If you’ve moved from a crazy structured schedule to the flexible pace of an early-stage startup employee, you might find, like I did, that you do have extra time in your schedule. To avoid wasting that time on Facebook, start a side project that keeps you feeling busy.
I’m not saying that you want to be so busy that you are stressed all the time, but adding in a side project to those empty parts of the day will help you build structure into your flexible schedule. Ultimately, you want to focus your efforts on something that helps you grow.
Recharge your batteries
You can’t run on fumes for long! Knowing when to take a break can be especially challenging when you are responsible for designing your own schedule. You may feel like you have to work 7 days a week. I’m guilty of doing this… especially when I’ve squandered my time during the week.

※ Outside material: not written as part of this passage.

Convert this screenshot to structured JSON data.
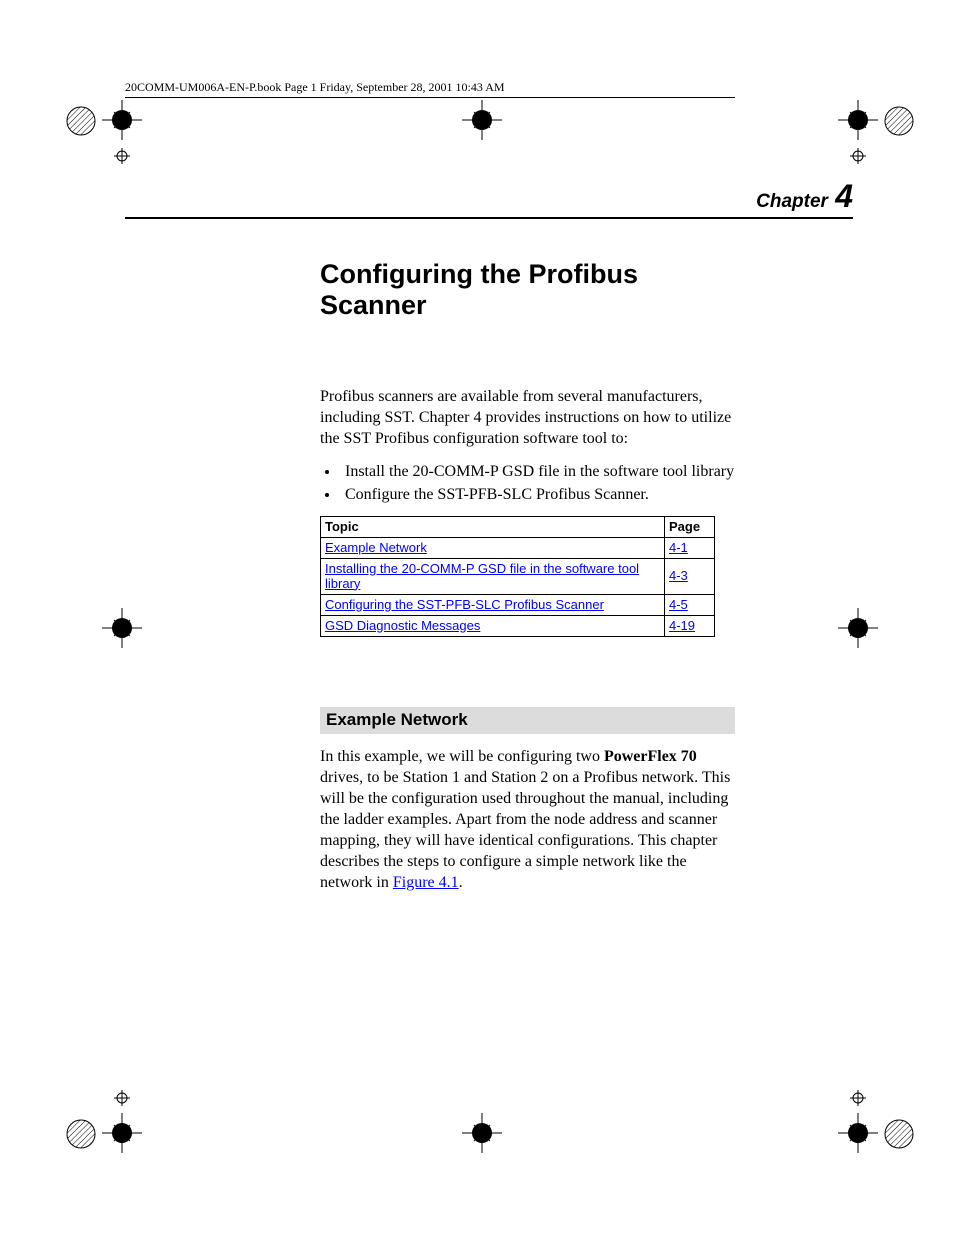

But I promise you, the work will get done if you take a weekend to recharge. In fact, taking time off usually results in better productivity during your work week because you’re fresh, well-rested (hopefully!), and you know exactly how much time you have to cross off those to-dos before your next weekend.
If your work does not allow you to take off two days in a row (maybe you freelance, and you have to work a little bit each day), make sure you add scheduled breaks to your calendar. These breaks need to be long enough to allow you to fuel your body and soul, spend time with your family, and catch up on sleep.
Make it a habit
It’s not enough to have one really productive day. For results, you need consistency. That is, you need to make productivity a habit that you can practice every day until it feels natural. But trying to implement every tip on this list at once might be hard to sustain. Instead, try a few of these tips at a time. Once they start to flow with your work schedule, try implementing a few more until you’ve streamlined your productivity.
Remember that it takes time to form a habit. These techniques may not feel natural all at once, but keep at it! We believe that small changes can result in a big payoff.